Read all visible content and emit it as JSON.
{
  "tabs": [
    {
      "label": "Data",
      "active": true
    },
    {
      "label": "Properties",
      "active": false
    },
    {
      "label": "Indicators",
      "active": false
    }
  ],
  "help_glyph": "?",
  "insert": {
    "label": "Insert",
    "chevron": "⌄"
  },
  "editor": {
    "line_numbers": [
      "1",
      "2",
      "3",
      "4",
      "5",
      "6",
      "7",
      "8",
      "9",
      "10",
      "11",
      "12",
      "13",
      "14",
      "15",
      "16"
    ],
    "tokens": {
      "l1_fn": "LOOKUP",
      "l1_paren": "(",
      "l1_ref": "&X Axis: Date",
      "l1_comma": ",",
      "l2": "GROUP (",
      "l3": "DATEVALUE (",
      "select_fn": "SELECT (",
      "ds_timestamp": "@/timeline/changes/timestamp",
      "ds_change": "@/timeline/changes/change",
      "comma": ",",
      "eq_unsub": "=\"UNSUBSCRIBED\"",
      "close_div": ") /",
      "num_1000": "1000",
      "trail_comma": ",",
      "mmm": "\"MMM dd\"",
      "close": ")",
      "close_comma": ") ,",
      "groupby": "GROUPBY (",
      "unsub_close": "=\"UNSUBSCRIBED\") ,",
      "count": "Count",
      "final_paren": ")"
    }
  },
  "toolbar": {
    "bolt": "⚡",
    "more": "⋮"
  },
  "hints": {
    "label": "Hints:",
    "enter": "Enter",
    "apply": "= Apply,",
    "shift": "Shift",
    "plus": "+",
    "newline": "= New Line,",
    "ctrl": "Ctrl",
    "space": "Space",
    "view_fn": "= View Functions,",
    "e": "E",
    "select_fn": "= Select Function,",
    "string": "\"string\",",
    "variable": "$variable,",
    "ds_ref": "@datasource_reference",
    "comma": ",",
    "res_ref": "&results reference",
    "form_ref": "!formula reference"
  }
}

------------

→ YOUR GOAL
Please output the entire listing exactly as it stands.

→ EXERCISE OUTPUT
Read all visible content and emit it as JSON.
{
  "tabs": [
    {
      "label": "Data",
      "active": true
    },
    {
      "label": "Properties",
      "active": false
    },
    {
      "label": "Indicators",
      "active": false
    }
  ],
  "help_glyph": "?",
  "insert": {
    "label": "Insert",
    "chevron": "⌄"
  },
  "editor": {
    "line_numbers": [
      "1",
      "2",
      "3",
      "4",
      "5",
      "6",
      "7",
      "8",
      "9",
      "10",
      "11",
      "12",
      "13",
      "14",
      "15",
      "16"
    ],
    "tokens": {
      "l1_fn": "LOOKUP",
      "l1_paren": "(",
      "l1_ref": "&X Axis: Date",
      "l1_comma": ",",
      "l2": "GROUP (",
      "l3": "DATEVALUE (",
      "select_fn": "SELECT (",
      "ds_timestamp": "@/timeline/changes/timestamp",
      "ds_change": "@/timeline/changes/change",
      "comma": ",",
      "eq_unsub": "=\"UNSUBSCRIBED\"",
      "close_div": ") /",
      "num_1000": "1000",
      "trail_comma": ",",
      "mmm": "\"MMM dd\"",
      "close": ")",
      "close_comma": ") ,",
      "groupby": "GROUPBY (",
      "unsub_close": "=\"UNSUBSCRIBED\") ,",
      "count": "Count",
      "final_paren": ")"
    }
  },
  "toolbar": {
    "bolt": "⚡",
    "more": "⋮"
  },
  "hints": {
    "label": "Hints:",
    "enter": "Enter",
    "apply": "= Apply,",
    "shift": "Shift",
    "plus": "+",
    "newline": "= New Line,",
    "ctrl": "Ctrl",
    "space": "Space",
    "view_fn": "= View Functions,",
    "e": "E",
    "select_fn": "= Select Function,",
    "string": "\"string\",",
    "variable": "$variable,",
    "ds_ref": "@datasource_reference",
    "comma": ",",
    "res_ref": "&results reference",
    "form_ref": "!formula reference"
  }
}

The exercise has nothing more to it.